Your task is to copy the listing exactly, with the pictures left out.
"""
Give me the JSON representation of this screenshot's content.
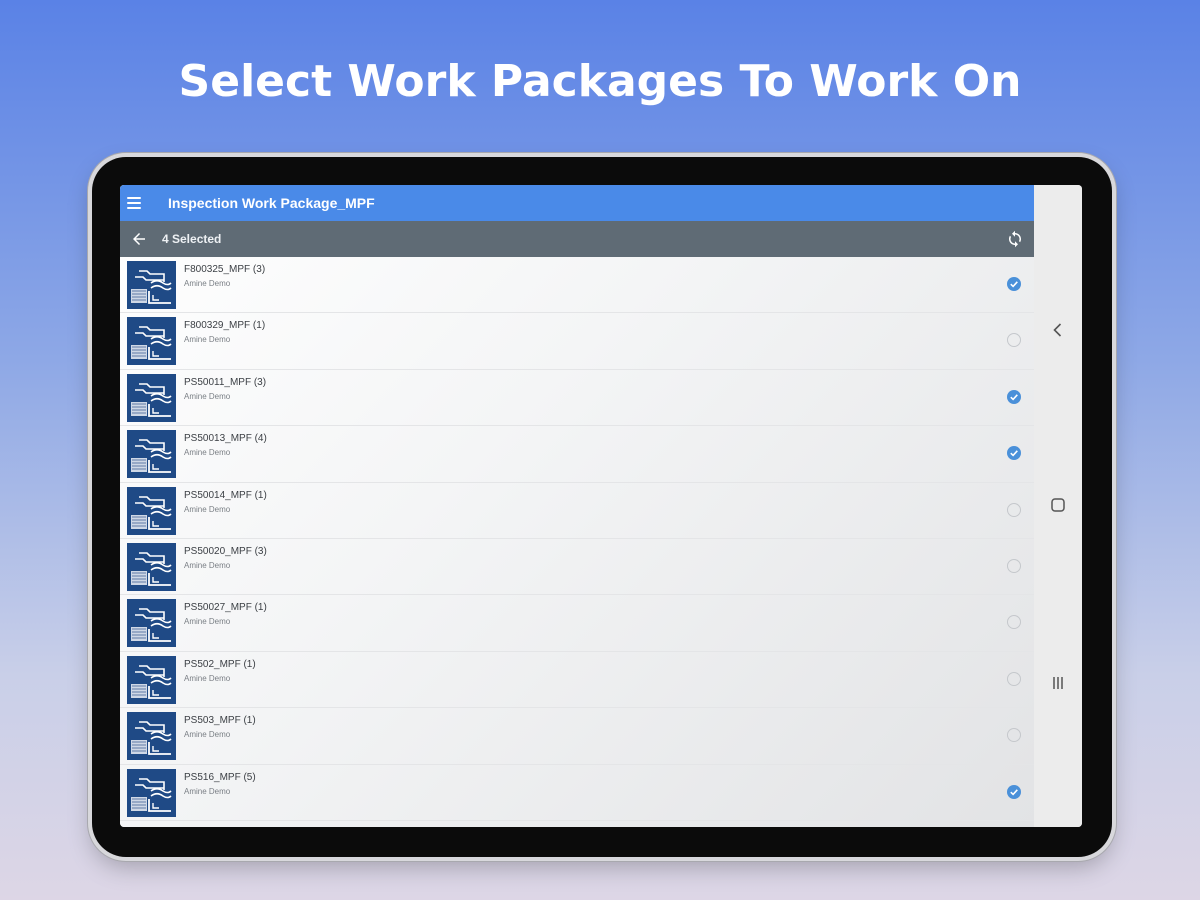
{
  "headline": "Select Work Packages To Work On",
  "app": {
    "title": "Inspection Work Package_MPF",
    "selection_label": "4 Selected"
  },
  "icons": {
    "menu": "menu-icon",
    "back": "arrow-left-icon",
    "sync": "sync-icon",
    "package": "folder-stack-icon",
    "checked": "check-circle-icon",
    "unchecked": "circle-outline-icon",
    "nav_back": "chevron-left-icon",
    "nav_home": "square-icon",
    "nav_recents": "recents-icon"
  },
  "colors": {
    "appbar": "#4a8ae8",
    "selbar": "#5f6b75",
    "thumb": "#1f4a86",
    "check": "#4a90d9"
  },
  "packages": [
    {
      "title": "F800325_MPF (3)",
      "subtitle": "Amine Demo",
      "selected": true
    },
    {
      "title": "F800329_MPF (1)",
      "subtitle": "Amine Demo",
      "selected": false
    },
    {
      "title": "PS50011_MPF (3)",
      "subtitle": "Amine Demo",
      "selected": true
    },
    {
      "title": "PS50013_MPF (4)",
      "subtitle": "Amine Demo",
      "selected": true
    },
    {
      "title": "PS50014_MPF (1)",
      "subtitle": "Amine Demo",
      "selected": false
    },
    {
      "title": "PS50020_MPF (3)",
      "subtitle": "Amine Demo",
      "selected": false
    },
    {
      "title": "PS50027_MPF (1)",
      "subtitle": "Amine Demo",
      "selected": false
    },
    {
      "title": "PS502_MPF (1)",
      "subtitle": "Amine Demo",
      "selected": false
    },
    {
      "title": "PS503_MPF (1)",
      "subtitle": "Amine Demo",
      "selected": false
    },
    {
      "title": "PS516_MPF (5)",
      "subtitle": "Amine Demo",
      "selected": true
    }
  ]
}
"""
YOUR SOLUTION:
Give me the JSON representation of this screenshot's content.
{
  "headline": "Select Work Packages To Work On",
  "app": {
    "title": "Inspection Work Package_MPF",
    "selection_label": "4 Selected"
  },
  "icons": {
    "menu": "menu-icon",
    "back": "arrow-left-icon",
    "sync": "sync-icon",
    "package": "folder-stack-icon",
    "checked": "check-circle-icon",
    "unchecked": "circle-outline-icon",
    "nav_back": "chevron-left-icon",
    "nav_home": "square-icon",
    "nav_recents": "recents-icon"
  },
  "colors": {
    "appbar": "#4a8ae8",
    "selbar": "#5f6b75",
    "thumb": "#1f4a86",
    "check": "#4a90d9"
  },
  "packages": [
    {
      "title": "F800325_MPF (3)",
      "subtitle": "Amine Demo",
      "selected": true
    },
    {
      "title": "F800329_MPF (1)",
      "subtitle": "Amine Demo",
      "selected": false
    },
    {
      "title": "PS50011_MPF (3)",
      "subtitle": "Amine Demo",
      "selected": true
    },
    {
      "title": "PS50013_MPF (4)",
      "subtitle": "Amine Demo",
      "selected": true
    },
    {
      "title": "PS50014_MPF (1)",
      "subtitle": "Amine Demo",
      "selected": false
    },
    {
      "title": "PS50020_MPF (3)",
      "subtitle": "Amine Demo",
      "selected": false
    },
    {
      "title": "PS50027_MPF (1)",
      "subtitle": "Amine Demo",
      "selected": false
    },
    {
      "title": "PS502_MPF (1)",
      "subtitle": "Amine Demo",
      "selected": false
    },
    {
      "title": "PS503_MPF (1)",
      "subtitle": "Amine Demo",
      "selected": false
    },
    {
      "title": "PS516_MPF (5)",
      "subtitle": "Amine Demo",
      "selected": true
    }
  ]
}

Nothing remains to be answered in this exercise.